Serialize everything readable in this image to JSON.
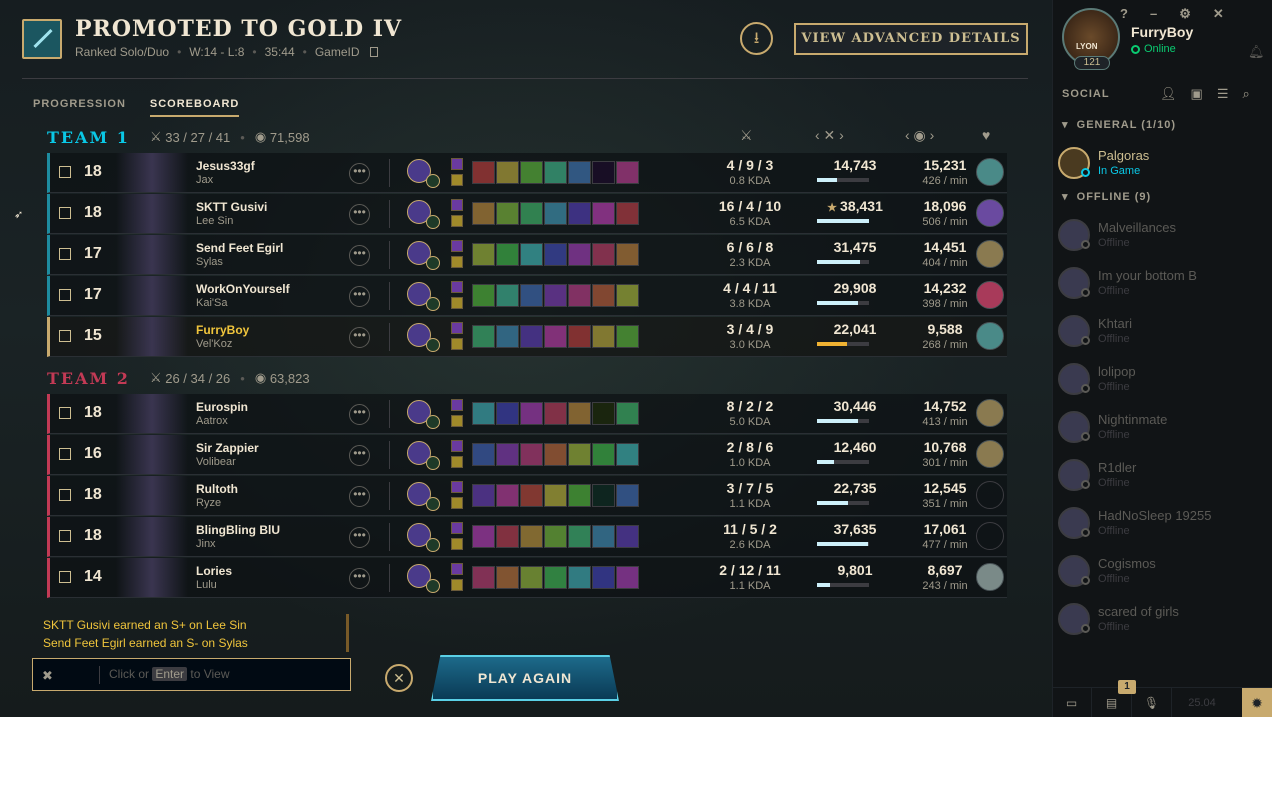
{
  "header": {
    "title": "PROMOTED TO GOLD IV",
    "queue": "Ranked Solo/Duo",
    "record": "W:14 - L:8",
    "duration": "35:44",
    "gameid_label": "GameID",
    "advanced_label": "VIEW ADVANCED DETAILS"
  },
  "tabs": [
    {
      "label": "PROGRESSION",
      "active": false
    },
    {
      "label": "SCOREBOARD",
      "active": true
    }
  ],
  "teams": [
    {
      "name": "TEAM 1",
      "color": "#0ac8e6",
      "kda": "33 / 27 / 41",
      "gold": "71,598",
      "players": [
        {
          "level": "18",
          "name": "Jesus33gf",
          "champion": "Jax",
          "kda": "4 / 9 / 3",
          "kda_ratio": "0.8 KDA",
          "damage": "14,743",
          "damage_frac": 0.38,
          "gold": "15,231",
          "gpm": "426 / min",
          "rank": "plat",
          "mvp": false,
          "me": false
        },
        {
          "level": "18",
          "name": "SKTT Gusivi",
          "champion": "Lee Sin",
          "kda": "16 / 4 / 10",
          "kda_ratio": "6.5 KDA",
          "damage": "38,431",
          "damage_frac": 1.0,
          "gold": "18,096",
          "gpm": "506 / min",
          "rank": "purple",
          "mvp": true,
          "me": false
        },
        {
          "level": "17",
          "name": "Send Feet Egirl",
          "champion": "Sylas",
          "kda": "6 / 6 / 8",
          "kda_ratio": "2.3 KDA",
          "damage": "31,475",
          "damage_frac": 0.82,
          "gold": "14,451",
          "gpm": "404 / min",
          "rank": "gold",
          "mvp": false,
          "me": false
        },
        {
          "level": "17",
          "name": "WorkOnYourself",
          "champion": "Kai'Sa",
          "kda": "4 / 4 / 11",
          "kda_ratio": "3.8 KDA",
          "damage": "29,908",
          "damage_frac": 0.78,
          "gold": "14,232",
          "gpm": "398 / min",
          "rank": "pink",
          "mvp": false,
          "me": false
        },
        {
          "level": "15",
          "name": "FurryBoy",
          "champion": "Vel'Koz",
          "kda": "3 / 4 / 9",
          "kda_ratio": "3.0 KDA",
          "damage": "22,041",
          "damage_frac": 0.57,
          "gold": "9,588",
          "gpm": "268 / min",
          "rank": "plat",
          "mvp": false,
          "me": true
        }
      ]
    },
    {
      "name": "TEAM 2",
      "color": "#c23a55",
      "kda": "26 / 34 / 26",
      "gold": "63,823",
      "players": [
        {
          "level": "18",
          "name": "Eurospin",
          "champion": "Aatrox",
          "kda": "8 / 2 / 2",
          "kda_ratio": "5.0 KDA",
          "damage": "30,446",
          "damage_frac": 0.79,
          "gold": "14,752",
          "gpm": "413 / min",
          "rank": "gold",
          "mvp": false,
          "me": false
        },
        {
          "level": "16",
          "name": "Sir Zappier",
          "champion": "Volibear",
          "kda": "2 / 8 / 6",
          "kda_ratio": "1.0 KDA",
          "damage": "12,460",
          "damage_frac": 0.32,
          "gold": "10,768",
          "gpm": "301 / min",
          "rank": "gold",
          "mvp": false,
          "me": false
        },
        {
          "level": "18",
          "name": "Rultoth",
          "champion": "Ryze",
          "kda": "3 / 7 / 5",
          "kda_ratio": "1.1 KDA",
          "damage": "22,735",
          "damage_frac": 0.59,
          "gold": "12,545",
          "gpm": "351 / min",
          "rank": "none",
          "mvp": false,
          "me": false
        },
        {
          "level": "18",
          "name": "BlingBling BlU",
          "champion": "Jinx",
          "kda": "11 / 5 / 2",
          "kda_ratio": "2.6 KDA",
          "damage": "37,635",
          "damage_frac": 0.98,
          "gold": "17,061",
          "gpm": "477 / min",
          "rank": "none",
          "mvp": false,
          "me": false
        },
        {
          "level": "14",
          "name": "Lories",
          "champion": "Lulu",
          "kda": "2 / 12 / 11",
          "kda_ratio": "1.1 KDA",
          "damage": "9,801",
          "damage_frac": 0.25,
          "gold": "8,697",
          "gpm": "243 / min",
          "rank": "silver",
          "mvp": false,
          "me": false
        }
      ]
    }
  ],
  "chat": {
    "messages": [
      "SKTT Gusivi earned an S+ on Lee Sin",
      "Send Feet Egirl earned an S- on Sylas"
    ],
    "placeholder_pre": "Click or",
    "placeholder_key": "Enter",
    "placeholder_post": "to View"
  },
  "play_again_label": "PLAY AGAIN",
  "social": {
    "me": {
      "name": "FurryBoy",
      "status": "Online",
      "level": "121",
      "title": "LYON"
    },
    "title": "SOCIAL",
    "groups": [
      {
        "label": "GENERAL (1/10)",
        "friends": [
          {
            "name": "Palgoras",
            "status": "In Game",
            "ingame": true
          }
        ]
      },
      {
        "label": "OFFLINE (9)",
        "friends": [
          {
            "name": "Malveillances",
            "status": "Offline",
            "ingame": false
          },
          {
            "name": "Im your bottom B",
            "status": "Offline",
            "ingame": false
          },
          {
            "name": "Khtari",
            "status": "Offline",
            "ingame": false
          },
          {
            "name": "lolipop",
            "status": "Offline",
            "ingame": false
          },
          {
            "name": "Nightinmate",
            "status": "Offline",
            "ingame": false
          },
          {
            "name": "R1dler",
            "status": "Offline",
            "ingame": false
          },
          {
            "name": "HadNoSleep 19255",
            "status": "Offline",
            "ingame": false
          },
          {
            "name": "Cogismos",
            "status": "Offline",
            "ingame": false
          },
          {
            "name": "scared of girls",
            "status": "Offline",
            "ingame": false
          }
        ]
      }
    ],
    "notification_count": "1",
    "version": "25.04"
  },
  "colors": {
    "gold": "#c8aa6e",
    "team1": "#0ac8e6",
    "team2": "#c23a55",
    "online": "#0acb71"
  }
}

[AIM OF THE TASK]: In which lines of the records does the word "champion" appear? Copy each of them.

[WRITTEN REPLY]:
          "champion": "Jax",
          "champion": "Lee Sin",
          "champion": "Sylas",
          "champion": "Kai'Sa",
          "champion": "Vel'Koz",
          "champion": "Aatrox",
          "champion": "Volibear",
          "champion": "Ryze",
          "champion": "Jinx",
          "champion": "Lulu",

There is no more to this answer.